The South Platte raw water pipeline allows the transfer of water from South Platte Reservoir on the west side of the South Platte River to McLellan Reservoir on the east side.
The pipeline was a conventional cut and cover project with the exception of a 530-foot long tunnel under Santa Fe Drive (Highway 85) and two sets of high traffic railroad tracks. The tunnel consisted of a 72-inch steel casing pipe with a 48-inch ductile iron carrier pipe.
The photograph shows the steel pipe behind the 72-inch Akkerman Tunnel Boring Machine.
The tunnel was driven with a 72-inch Akkerman open face tunnel boring machine with removable sand shelves. Intermediate jacking stations were installed periodically within the steel jacking pipe. Upon completion of the drive, the annular space between the ground and casing pipe was grouted and the carrier pipe was jacked in on skids.
The tunnel encountered three geologic units. The uppermost was a soft to medium stiff silty clay. Below it was a very clean, coarse sand with local cobble zones. Within the coarse sand, stiff to hard clay zones (mud lenses) were encountered. Cover ranged from 12 to 22 feet and the tunnel remained above the groundwater table.

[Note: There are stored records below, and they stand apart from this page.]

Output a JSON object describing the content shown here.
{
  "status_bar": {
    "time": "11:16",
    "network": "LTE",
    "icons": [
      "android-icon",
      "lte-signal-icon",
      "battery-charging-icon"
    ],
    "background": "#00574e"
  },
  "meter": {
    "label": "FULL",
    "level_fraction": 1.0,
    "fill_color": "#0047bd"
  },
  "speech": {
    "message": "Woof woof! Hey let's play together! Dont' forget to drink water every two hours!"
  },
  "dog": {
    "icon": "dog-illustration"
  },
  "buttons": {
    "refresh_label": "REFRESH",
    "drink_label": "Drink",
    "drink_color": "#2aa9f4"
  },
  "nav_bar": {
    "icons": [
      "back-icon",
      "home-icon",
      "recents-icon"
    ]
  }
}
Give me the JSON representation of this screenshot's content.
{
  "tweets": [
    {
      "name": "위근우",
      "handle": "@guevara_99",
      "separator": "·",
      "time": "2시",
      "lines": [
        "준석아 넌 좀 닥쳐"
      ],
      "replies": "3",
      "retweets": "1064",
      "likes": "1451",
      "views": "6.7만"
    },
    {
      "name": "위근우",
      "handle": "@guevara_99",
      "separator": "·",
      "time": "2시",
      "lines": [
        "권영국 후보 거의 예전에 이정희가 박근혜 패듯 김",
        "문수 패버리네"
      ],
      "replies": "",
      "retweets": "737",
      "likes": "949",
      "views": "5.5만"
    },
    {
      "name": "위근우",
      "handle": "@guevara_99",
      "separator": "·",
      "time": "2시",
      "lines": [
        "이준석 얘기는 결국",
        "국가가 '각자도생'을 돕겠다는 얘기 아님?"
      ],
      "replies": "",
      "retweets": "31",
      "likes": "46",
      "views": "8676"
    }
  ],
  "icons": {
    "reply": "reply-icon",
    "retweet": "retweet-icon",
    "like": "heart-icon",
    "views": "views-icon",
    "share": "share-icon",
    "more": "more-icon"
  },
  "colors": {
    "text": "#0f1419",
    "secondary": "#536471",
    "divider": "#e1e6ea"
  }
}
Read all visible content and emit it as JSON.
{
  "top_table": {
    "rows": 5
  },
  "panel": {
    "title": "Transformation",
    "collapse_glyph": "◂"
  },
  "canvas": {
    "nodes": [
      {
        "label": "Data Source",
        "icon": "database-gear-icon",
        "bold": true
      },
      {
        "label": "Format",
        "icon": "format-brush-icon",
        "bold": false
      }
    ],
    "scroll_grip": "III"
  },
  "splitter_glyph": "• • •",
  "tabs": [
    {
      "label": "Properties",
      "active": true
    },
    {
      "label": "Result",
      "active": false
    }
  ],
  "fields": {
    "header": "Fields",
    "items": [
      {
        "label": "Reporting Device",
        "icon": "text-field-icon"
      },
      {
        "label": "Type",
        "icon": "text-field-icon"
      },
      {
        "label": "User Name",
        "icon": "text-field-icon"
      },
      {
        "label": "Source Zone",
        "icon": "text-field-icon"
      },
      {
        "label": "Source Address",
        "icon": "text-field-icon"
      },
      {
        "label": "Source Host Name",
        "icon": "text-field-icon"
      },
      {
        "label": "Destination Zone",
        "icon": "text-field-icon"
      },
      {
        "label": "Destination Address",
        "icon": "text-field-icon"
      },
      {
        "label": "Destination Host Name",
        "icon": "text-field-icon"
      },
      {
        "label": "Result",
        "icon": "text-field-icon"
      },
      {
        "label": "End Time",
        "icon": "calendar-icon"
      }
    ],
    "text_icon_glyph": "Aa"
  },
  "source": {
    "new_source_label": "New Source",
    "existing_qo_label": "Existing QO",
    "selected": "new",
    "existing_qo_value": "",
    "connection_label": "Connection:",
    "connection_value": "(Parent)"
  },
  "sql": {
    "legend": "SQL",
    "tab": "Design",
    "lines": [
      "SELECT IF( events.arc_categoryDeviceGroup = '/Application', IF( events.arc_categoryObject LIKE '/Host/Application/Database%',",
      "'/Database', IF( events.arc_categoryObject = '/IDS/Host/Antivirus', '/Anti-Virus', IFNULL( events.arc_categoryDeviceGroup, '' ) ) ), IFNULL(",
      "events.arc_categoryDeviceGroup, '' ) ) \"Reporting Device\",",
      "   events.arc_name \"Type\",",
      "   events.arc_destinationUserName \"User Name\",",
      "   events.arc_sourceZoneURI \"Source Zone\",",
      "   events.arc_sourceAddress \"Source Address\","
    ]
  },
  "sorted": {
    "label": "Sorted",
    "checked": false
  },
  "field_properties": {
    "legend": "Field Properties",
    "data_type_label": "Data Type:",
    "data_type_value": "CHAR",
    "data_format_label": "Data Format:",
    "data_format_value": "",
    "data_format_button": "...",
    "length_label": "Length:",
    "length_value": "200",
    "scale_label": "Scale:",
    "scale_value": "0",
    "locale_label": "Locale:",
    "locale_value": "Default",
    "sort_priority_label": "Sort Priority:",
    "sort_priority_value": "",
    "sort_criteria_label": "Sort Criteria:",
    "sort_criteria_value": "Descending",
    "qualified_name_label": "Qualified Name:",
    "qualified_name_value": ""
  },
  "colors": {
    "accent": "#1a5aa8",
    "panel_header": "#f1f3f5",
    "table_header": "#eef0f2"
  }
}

The tunnel encountered full faces of all three geologic units, as well as mixed conditions.
Deere & Ault’s staff performed the geotechnical investigation, designed the tunnel, and provided full time construction engineering services during tunneling.
Client: Centennial Water and Sanitation District